SPRUNT: Well, this comes just ahead of the second anniversary of the U.S. Supreme Court striking down federal abortion protections. And since then, voters have backed abortion rights at the ballot box in at least six states. So, yes, this is a messaging bill. It's exactly the message that Democrats are trying to hammer home in an election year. Here's how Schumer put it himself on the floor earlier this week.

(SOUNDBITE OF ARCHIVED RECORDING)

CHUCK SCHUMER: Over the coming weeks, Senate Democrats will put reproductive freedoms front and center before this chamber so that the American people can see for themselves who will stand up to defend their fundamental liberties.

SPRUNT: Voters in up to 10 states could face abortion rights amendments this year - some of them in places that have critical Senate races, too, like Arizona, Montana, and Nevada. This vote and others down the road, as Schumer alluded to, are all aimed at centering Democrats' message on this issue and forcing Republicans to take votes on it as the election draws closer.

MARTIN: But is this a season of what you're calling messaging bills for both parties?

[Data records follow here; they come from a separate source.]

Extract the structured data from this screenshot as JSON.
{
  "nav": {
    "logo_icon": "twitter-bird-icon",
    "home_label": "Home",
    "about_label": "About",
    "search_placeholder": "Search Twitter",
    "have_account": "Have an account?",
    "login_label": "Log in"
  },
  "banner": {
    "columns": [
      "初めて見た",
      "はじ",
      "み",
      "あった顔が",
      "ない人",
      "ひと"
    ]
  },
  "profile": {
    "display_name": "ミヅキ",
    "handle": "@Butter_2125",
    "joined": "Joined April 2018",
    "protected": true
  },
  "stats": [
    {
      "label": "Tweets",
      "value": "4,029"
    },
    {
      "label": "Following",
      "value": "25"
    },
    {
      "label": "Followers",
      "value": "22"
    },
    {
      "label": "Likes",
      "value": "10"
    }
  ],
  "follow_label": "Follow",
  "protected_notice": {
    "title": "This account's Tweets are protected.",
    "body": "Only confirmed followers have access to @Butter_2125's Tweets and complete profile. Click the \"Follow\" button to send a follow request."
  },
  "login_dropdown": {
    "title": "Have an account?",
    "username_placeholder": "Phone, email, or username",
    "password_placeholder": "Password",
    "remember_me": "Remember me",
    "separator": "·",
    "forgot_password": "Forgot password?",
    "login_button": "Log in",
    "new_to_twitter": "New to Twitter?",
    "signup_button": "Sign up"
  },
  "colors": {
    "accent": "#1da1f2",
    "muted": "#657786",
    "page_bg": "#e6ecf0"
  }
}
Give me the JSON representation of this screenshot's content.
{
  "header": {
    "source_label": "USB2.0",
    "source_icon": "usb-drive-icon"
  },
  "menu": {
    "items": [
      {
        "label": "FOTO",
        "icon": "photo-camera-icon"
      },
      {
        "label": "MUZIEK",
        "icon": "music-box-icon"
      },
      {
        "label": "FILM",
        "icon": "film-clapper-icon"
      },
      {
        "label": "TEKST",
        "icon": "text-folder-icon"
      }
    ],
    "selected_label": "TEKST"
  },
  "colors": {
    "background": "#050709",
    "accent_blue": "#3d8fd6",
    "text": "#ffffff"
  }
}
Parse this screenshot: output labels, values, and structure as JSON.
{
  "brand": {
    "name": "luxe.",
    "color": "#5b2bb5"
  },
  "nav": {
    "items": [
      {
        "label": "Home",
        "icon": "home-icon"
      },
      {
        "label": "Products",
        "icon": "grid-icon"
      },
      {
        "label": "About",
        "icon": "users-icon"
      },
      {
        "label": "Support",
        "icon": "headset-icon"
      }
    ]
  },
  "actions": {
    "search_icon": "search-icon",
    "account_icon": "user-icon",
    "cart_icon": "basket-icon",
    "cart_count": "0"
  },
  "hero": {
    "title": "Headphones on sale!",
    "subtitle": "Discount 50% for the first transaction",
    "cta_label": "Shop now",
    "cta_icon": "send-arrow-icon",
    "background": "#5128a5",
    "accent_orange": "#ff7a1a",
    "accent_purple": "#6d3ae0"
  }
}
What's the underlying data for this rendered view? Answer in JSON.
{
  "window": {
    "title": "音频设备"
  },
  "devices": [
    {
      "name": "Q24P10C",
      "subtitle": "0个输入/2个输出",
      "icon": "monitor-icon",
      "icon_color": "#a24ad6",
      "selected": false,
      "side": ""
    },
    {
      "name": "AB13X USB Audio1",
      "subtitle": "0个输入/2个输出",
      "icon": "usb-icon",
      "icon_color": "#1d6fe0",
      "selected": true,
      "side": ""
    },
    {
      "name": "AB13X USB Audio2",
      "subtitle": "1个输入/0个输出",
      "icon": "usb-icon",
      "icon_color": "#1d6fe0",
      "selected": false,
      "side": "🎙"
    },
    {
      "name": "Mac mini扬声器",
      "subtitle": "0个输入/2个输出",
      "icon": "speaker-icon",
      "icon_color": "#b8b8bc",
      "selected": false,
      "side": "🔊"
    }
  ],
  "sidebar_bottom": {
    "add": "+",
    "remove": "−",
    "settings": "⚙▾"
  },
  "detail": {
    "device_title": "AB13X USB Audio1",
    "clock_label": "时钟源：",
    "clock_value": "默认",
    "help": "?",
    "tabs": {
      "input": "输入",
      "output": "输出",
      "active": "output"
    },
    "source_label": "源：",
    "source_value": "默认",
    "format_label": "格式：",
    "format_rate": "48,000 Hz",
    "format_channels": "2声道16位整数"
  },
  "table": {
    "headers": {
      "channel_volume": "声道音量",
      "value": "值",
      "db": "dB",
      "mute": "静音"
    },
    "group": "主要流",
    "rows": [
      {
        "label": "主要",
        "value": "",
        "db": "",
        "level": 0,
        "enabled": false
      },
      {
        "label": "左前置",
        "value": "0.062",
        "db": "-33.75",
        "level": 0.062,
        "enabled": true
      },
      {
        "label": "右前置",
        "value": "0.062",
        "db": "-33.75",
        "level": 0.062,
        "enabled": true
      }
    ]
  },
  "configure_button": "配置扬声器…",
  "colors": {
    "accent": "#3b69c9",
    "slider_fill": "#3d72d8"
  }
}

SPRUNT: Yeah, it is. I think that this is - applies to both parties. This isn't the only one by a long shot. Democrats have put forward a messaging vote last month with the stalled border deal, a way to give vulnerable incumbents in redder states a chance to vote for a bipartisan effort to address high levels of illegal immigration at the U.S. southern border. And Republicans are busy with their own messaging bill - one recently that would prevent non-citizens from voting in federal elections, something federal law already prohibits, to drive home one of their favorite issues to talk about on the campaign trail, what they call election integrity issues. And this is all happening as Republican-led House committees are holding hearings that ignite their base, but don't really have a legislative future. So that would be investigating the origins of COVID-19 or what they call the weaponization of the Justice Department.

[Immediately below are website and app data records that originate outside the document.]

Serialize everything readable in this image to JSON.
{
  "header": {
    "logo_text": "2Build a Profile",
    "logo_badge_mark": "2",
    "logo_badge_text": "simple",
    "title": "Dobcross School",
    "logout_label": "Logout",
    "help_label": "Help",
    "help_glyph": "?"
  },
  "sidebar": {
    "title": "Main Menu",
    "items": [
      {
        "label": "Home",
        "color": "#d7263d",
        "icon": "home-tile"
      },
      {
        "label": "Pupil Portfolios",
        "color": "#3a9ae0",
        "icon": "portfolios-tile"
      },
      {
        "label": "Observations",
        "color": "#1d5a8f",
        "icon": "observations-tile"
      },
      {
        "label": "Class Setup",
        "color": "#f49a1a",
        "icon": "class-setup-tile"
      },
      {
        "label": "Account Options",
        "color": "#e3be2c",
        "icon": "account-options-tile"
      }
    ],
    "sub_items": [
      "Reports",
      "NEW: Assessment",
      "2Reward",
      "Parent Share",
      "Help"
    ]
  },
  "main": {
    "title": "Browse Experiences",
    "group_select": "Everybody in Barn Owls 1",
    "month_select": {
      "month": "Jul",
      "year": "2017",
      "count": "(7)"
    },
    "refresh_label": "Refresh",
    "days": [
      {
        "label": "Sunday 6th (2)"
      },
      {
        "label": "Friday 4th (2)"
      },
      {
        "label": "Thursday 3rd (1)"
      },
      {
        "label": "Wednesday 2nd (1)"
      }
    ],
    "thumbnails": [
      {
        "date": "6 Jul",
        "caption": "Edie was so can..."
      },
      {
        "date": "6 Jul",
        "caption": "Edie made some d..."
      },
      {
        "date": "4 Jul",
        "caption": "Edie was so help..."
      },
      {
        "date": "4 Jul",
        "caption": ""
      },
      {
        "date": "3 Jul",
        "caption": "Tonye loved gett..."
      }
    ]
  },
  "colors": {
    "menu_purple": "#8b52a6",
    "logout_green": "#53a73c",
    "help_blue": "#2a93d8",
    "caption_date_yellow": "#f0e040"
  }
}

MARTIN: Right, we saw those just this week. So - but Barbara, is there something different about this election? I mean, isn't this something that normally happens at this time of year during an election year?

SPRUNT: This is certainly something that happens often in an election year. But it is more dramatic this year when both sides have struggled to find any common ground. The messaging drive really started at the very beginning of this Congress, and they've reached a point now where there's virtually nothing left they agree must be done.

MARTIN: OK, so, apart from all that, is there something that Congress has to do before the election in November?

SPRUNT: The quick answer - fund the government. Regular order would mean they have to pass 12 spending bills in the House by the end of September. Republican leaders say they want to do that by August, but it's a tough thing to do. They have a very narrow majority, and they have diverse demands from within the GOP conference. Most people think they'll end up punting until after the election.

MARTIN: That is NPR congressional reporter, Barbara Sprunt. Barbara, thank you.

SPRUNT: Thank you. Transcript provided by NPR, Copyright NPR.

NPR transcripts are created on a rush deadline by an NPR contractor. This text may not be in its final form and may be updated or revised in the future. Accuracy and availability may vary. The authoritative record of NPR’s programming is the audio record.

Barbara Sprunt is a producer on NPR's Washington desk, where she reports and produces breaking news and feature political content. She formerly produced the NPR Politics Podcast and got her start in radio at as an intern on NPR's Weekend All Things Considered and Tell Me More with Michel Martin. She is an alumnus of the Paul Miller Reporting Fellowship at the National Press Foundation. She is a graduate of American University in Washington, D.C., and a Pennsylvania native.
Michel Martin is the weekend host of All Things Considered, where she draws on her deep reporting and interviewing experience to dig in to the week's news. Outside the studio, she has also hosted "Michel Martin: Going There," an ambitious live event series in collaboration with Member Stations.